Two days later, our family drove up to Maine for a week at the beach. My husband and I talked about how I could fix my book. I talked about going back to part two, which ends abruptly and really isn’t long enough despite how overlong the book is. We talked about what I could do differently with my protagonist’s career, what might be more interesting. There’s no question that the smartest choice I’ve made while writing this book was breaking with my usual practice and sharing the process with him. In all likelihood I will cut the old part three and make a new one. 33,000 words kaput, but not really, because I’ve figured out the kind of ending I don’t want to write. That’s worth something. None of the decisions I’ve made about the book up until now are irrevocable. I can change the facts, the situation, and even the names. I can go back and back and back until I get it right. Or at least better.
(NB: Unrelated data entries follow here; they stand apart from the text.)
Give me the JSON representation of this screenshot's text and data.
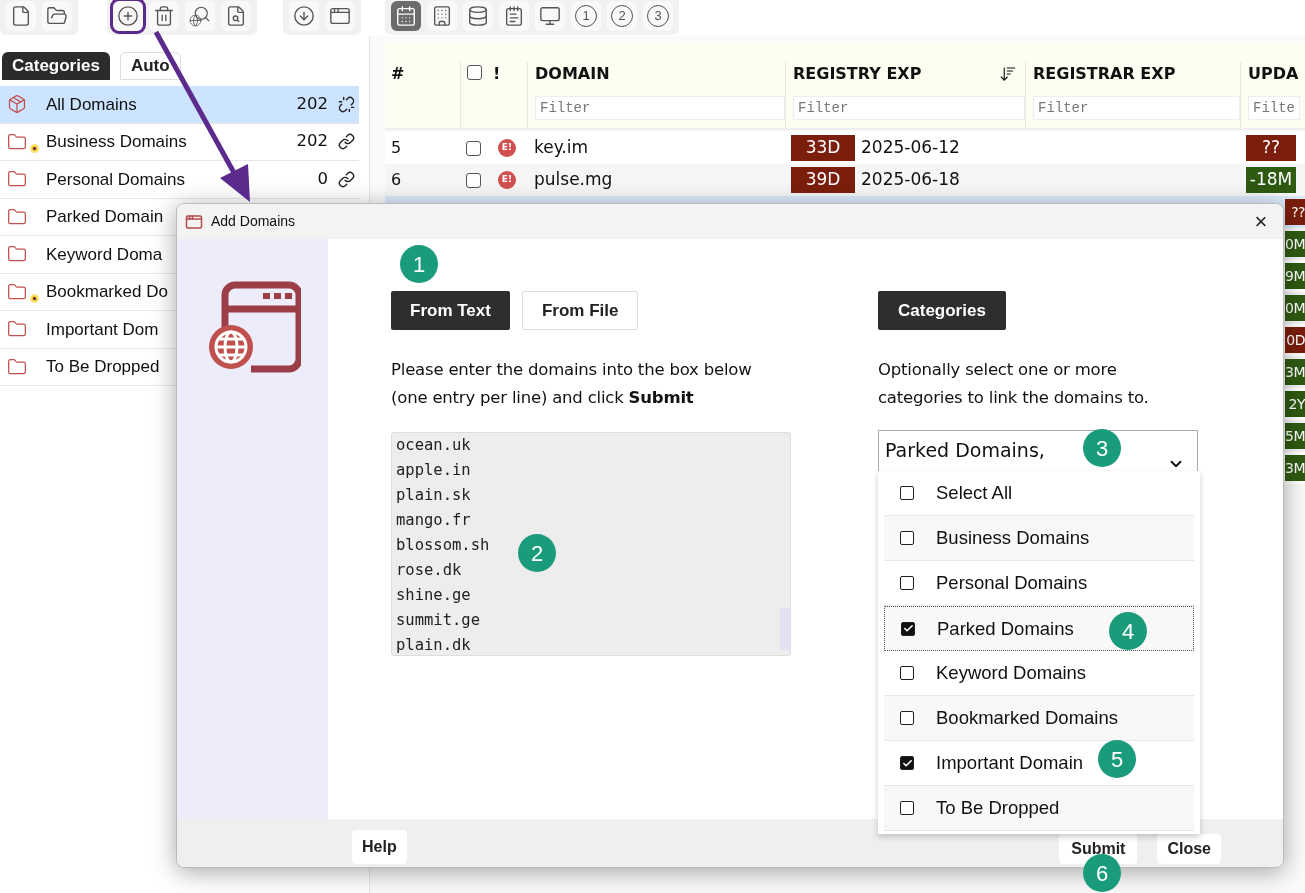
{
  "toolbar": {
    "groups": [
      {
        "buttons": [
          {
            "selected": false
          },
          {
            "selected": false
          }
        ]
      },
      {
        "buttons": [
          {
            "selected": false,
            "highlighted": true
          },
          {
            "selected": false
          },
          {
            "selected": false
          },
          {
            "selected": false
          }
        ]
      },
      {
        "buttons": [
          {
            "selected": false
          },
          {
            "selected": false
          }
        ]
      },
      {
        "buttons": [
          {
            "selected": true
          },
          {
            "selected": false
          },
          {
            "selected": false
          },
          {
            "selected": false
          },
          {
            "selected": false
          },
          {
            "text": "1",
            "selected": false
          },
          {
            "text": "2",
            "selected": false
          },
          {
            "text": "3",
            "selected": false
          }
        ]
      }
    ]
  },
  "sidebar": {
    "tabs": [
      {
        "label": "Categories",
        "selected": true
      },
      {
        "label": "Auto",
        "selected": false
      }
    ],
    "items": [
      {
        "label": "All Domains",
        "kind": "all",
        "dot": false,
        "count": "202",
        "linked": false,
        "selected": true
      },
      {
        "label": "Business Domains",
        "kind": "category",
        "dot": true,
        "count": "202",
        "linked": true,
        "selected": false
      },
      {
        "label": "Personal Domains",
        "kind": "category",
        "dot": false,
        "count": "0",
        "linked": true,
        "selected": false
      },
      {
        "label": "Parked Domain",
        "kind": "category",
        "dot": false,
        "selected": false
      },
      {
        "label": "Keyword Doma",
        "kind": "category",
        "dot": false,
        "selected": false
      },
      {
        "label": "Bookmarked Do",
        "kind": "category",
        "dot": true,
        "selected": false
      },
      {
        "label": "Important Dom",
        "kind": "category",
        "dot": false,
        "selected": false
      },
      {
        "label": "To Be Dropped",
        "kind": "category",
        "dot": false,
        "selected": false
      }
    ]
  },
  "table": {
    "columns": [
      {
        "label": "#"
      },
      {
        "label": "!"
      },
      {
        "label": "DOMAIN",
        "placeholder": "Filter"
      },
      {
        "label": "REGISTRY EXP",
        "placeholder": "Filter",
        "sorted": true
      },
      {
        "label": "REGISTRAR EXP",
        "placeholder": "Filter"
      },
      {
        "label": "UPDA",
        "placeholder": "Filte"
      }
    ],
    "header_checked": false,
    "rows": [
      {
        "number": "5",
        "checked": false,
        "flag": "E!",
        "domain": "key.im",
        "registry_badge": {
          "text": "33D",
          "color": "#7b1e0c"
        },
        "registry_date": "2025-06-12",
        "update": {
          "text": "??",
          "color": "#7b1e0c"
        },
        "selected": false
      },
      {
        "number": "6",
        "checked": false,
        "flag": "E!",
        "domain": "pulse.mg",
        "registry_badge": {
          "text": "39D",
          "color": "#7b1e0c"
        },
        "registry_date": "2025-06-18",
        "update": {
          "text": "-18M",
          "color": "#2f5a12"
        },
        "selected": false
      },
      {
        "update": {
          "text": "??",
          "color": "#7b1e0c"
        },
        "selected": true
      },
      {
        "update": {
          "text": "0M",
          "color": "#2f5a12"
        },
        "selected": false
      },
      {
        "update": {
          "text": "9M",
          "color": "#2f5a12"
        },
        "selected": false
      },
      {
        "update": {
          "text": "0M",
          "color": "#2f5a12"
        },
        "selected": false
      },
      {
        "update": {
          "text": "0D",
          "color": "#7b1e0c"
        },
        "selected": false
      },
      {
        "update": {
          "text": "3M",
          "color": "#2f5a12"
        },
        "selected": false
      },
      {
        "update": {
          "text": "2Y",
          "color": "#2f5a12"
        },
        "selected": false
      },
      {
        "update": {
          "text": "5M",
          "color": "#2f5a12"
        },
        "selected": false
      },
      {
        "update": {
          "text": "3M",
          "color": "#2f5a12"
        },
        "selected": false
      }
    ]
  },
  "dialog": {
    "title": "Add Domains",
    "close": "×",
    "source_tabs": [
      {
        "label": "From Text",
        "selected": true
      },
      {
        "label": "From File",
        "selected": false
      }
    ],
    "instructions": "Please enter the domains into the box below (one entry per line) and click **Submit**",
    "domains": [
      "ocean.uk",
      "apple.in",
      "plain.sk",
      "mango.fr",
      "blossom.sh",
      "rose.dk",
      "shine.ge",
      "summit.ge",
      "plain.dk"
    ],
    "categories_button": "Categories",
    "categories_hint": "Optionally select one or more categories to link the domains to.",
    "select_value": "Parked Domains,",
    "options": [
      {
        "label": "Select All",
        "checked": false,
        "focused": false
      },
      {
        "label": "Business Domains",
        "checked": false,
        "focused": false
      },
      {
        "label": "Personal Domains",
        "checked": false,
        "focused": false
      },
      {
        "label": "Parked Domains",
        "checked": true,
        "focused": true
      },
      {
        "label": "Keyword Domains",
        "checked": false,
        "focused": false
      },
      {
        "label": "Bookmarked Domains",
        "checked": false,
        "focused": false
      },
      {
        "label": "Important Domain",
        "checked": true,
        "focused": false
      },
      {
        "label": "To Be Dropped",
        "checked": false,
        "focused": false
      }
    ],
    "footer": {
      "help": "Help",
      "submit": "Submit",
      "close": "Close"
    }
  },
  "callouts": [
    "1",
    "2",
    "3",
    "4",
    "5",
    "6"
  ]
}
On the way out of town we’d made a mad, 15-minute dash through the library. We wanted my older son to have plenty to read. He yanked My Brother Is a Superhero off the new arrivals shelf due to its completely irresistible title. I checked out many literary fiction books that might teach me something about endings and one giant blockbuster novel about a government virology experiment gone horribly awry and the ensuing post-apocalyptic future—the first in a trilogy. Guess which book I read? Hint: it didn’t have an ending. I loved it.
This post originally appeared on Kate Leary’s website, where you can learn more about Kate and her writing.
Kate Leary was named a 2014 Artist Fellow by the Massachusetts Cultural Council for her novella, Holy Family, which appears in Amazon’s weekly literary journal Day One. She received a 2014 Sustainable Arts Foundation award for her novel-in-progress, which she is currently revising. Her short stories have appeared in The Baltimore Review, Word Riot, Harpur Palate, and Night Train. She has been a resident at I-Park Artists’ Enclave. She received her BA in Writing Seminars from Johns Hopkins and her MFA from the University of Arizona, where she was a fiction editor of Sonora Review. She lives near Boston with her husband and two sons.